As the Raptors ready themselves for Game 5 of the NBA Finals Monday against the Golden State Warriors, fans are preparing for what could be a historic victory for the franchise — and the city.
“To witness history, to witness history — that’s why we’re here!” said Raptors fan Onkar Gill who had arrived at 5:30 Friday morning in order to secure a spot in the tailgate area outside Scotiabank Arena known as Jurassic Park.
This is the first time the team has been in the NBA Finals, so every game in this series has been special. But a championship win would, indeed, be one for the history books.
But what about fans who want to actually witness history by being inside the arena if the Raptors take the series against the Golden State Warriors?
Basketball fans who are still looking to get tickets for Game 5 should be prepared to pay a hefty price.
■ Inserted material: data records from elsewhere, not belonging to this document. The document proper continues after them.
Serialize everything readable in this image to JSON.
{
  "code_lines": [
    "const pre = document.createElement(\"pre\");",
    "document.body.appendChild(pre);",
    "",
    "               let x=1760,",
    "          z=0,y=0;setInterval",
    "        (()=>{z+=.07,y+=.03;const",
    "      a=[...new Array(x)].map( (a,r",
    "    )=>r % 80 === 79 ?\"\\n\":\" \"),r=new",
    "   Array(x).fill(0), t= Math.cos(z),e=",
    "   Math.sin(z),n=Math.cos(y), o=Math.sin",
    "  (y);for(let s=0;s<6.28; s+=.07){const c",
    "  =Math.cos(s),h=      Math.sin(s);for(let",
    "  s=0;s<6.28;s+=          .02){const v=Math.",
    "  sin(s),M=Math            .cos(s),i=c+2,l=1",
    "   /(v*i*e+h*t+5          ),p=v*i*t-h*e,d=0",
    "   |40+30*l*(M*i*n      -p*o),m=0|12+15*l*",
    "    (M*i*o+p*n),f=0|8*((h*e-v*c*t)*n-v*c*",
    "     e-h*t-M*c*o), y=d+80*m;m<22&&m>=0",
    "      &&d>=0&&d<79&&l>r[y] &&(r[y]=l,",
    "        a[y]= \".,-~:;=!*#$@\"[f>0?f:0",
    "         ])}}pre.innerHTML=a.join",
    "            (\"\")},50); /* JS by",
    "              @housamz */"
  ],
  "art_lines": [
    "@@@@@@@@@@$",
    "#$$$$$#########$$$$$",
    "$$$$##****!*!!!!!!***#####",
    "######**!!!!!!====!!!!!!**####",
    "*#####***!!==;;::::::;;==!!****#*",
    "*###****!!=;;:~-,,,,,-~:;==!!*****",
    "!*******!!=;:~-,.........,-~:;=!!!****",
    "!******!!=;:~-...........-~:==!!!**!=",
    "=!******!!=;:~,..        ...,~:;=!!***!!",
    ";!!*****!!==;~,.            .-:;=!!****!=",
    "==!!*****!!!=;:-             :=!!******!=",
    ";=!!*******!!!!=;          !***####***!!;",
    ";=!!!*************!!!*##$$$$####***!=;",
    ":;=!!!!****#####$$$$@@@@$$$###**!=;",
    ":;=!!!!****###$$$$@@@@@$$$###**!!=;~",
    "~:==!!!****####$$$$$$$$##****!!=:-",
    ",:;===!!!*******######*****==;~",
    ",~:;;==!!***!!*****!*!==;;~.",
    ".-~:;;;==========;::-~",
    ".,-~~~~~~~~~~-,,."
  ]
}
Tickets range from $3,238 to $120K
A cursory search found a single ticket with an obstructed view going for $11,120.
These tickets are in the 300 level (upper-most tier), called the Fan Zone, which are typically the most affordable tickets during the regular season. In fact, one 300-level ticket to a Raptors versus Warriors regular season game on Nov. 29 last year cost $170.
The most expensive tickets are courtside seats being sold on Ticketmaster for $60,000 each. Those seats are only available as a pair, which means someone would have to lay down a cool $120,000 to sit at Drake level on Monday.
That’s double what the same seats cost for Game 1 of this series.
Laws of supply and demand
Vijay Stelur, a marketing instructor at York University’s Schulich School of Business, admits those prices are “insane” but only to people who don’t understand how supply and demand works.
“You have fans from not only this region, but from across Canada, and even around the world, who have never seen the Raptors make it this far, who are clamouring to try to get tickets,” Stelur said.
The question is, what are they willing to pay for them?
The ‘experiential economy’
Stelur pointed out that Toronto is one of the wealthiest cities in North America, which means more people are willing to spend big bucks “to say that they were there.”
For many fans, to say that is the whole point.
It’s called the “experiential economy,” Stelur said — it’s the idea that consumers would rather spend money on experiences rather than tangible, physical products.
“Being able to experience something that heightens their senses and stokes their emotions and passions — that for a lot of people is more important than just buying goods off a shelf,” he said.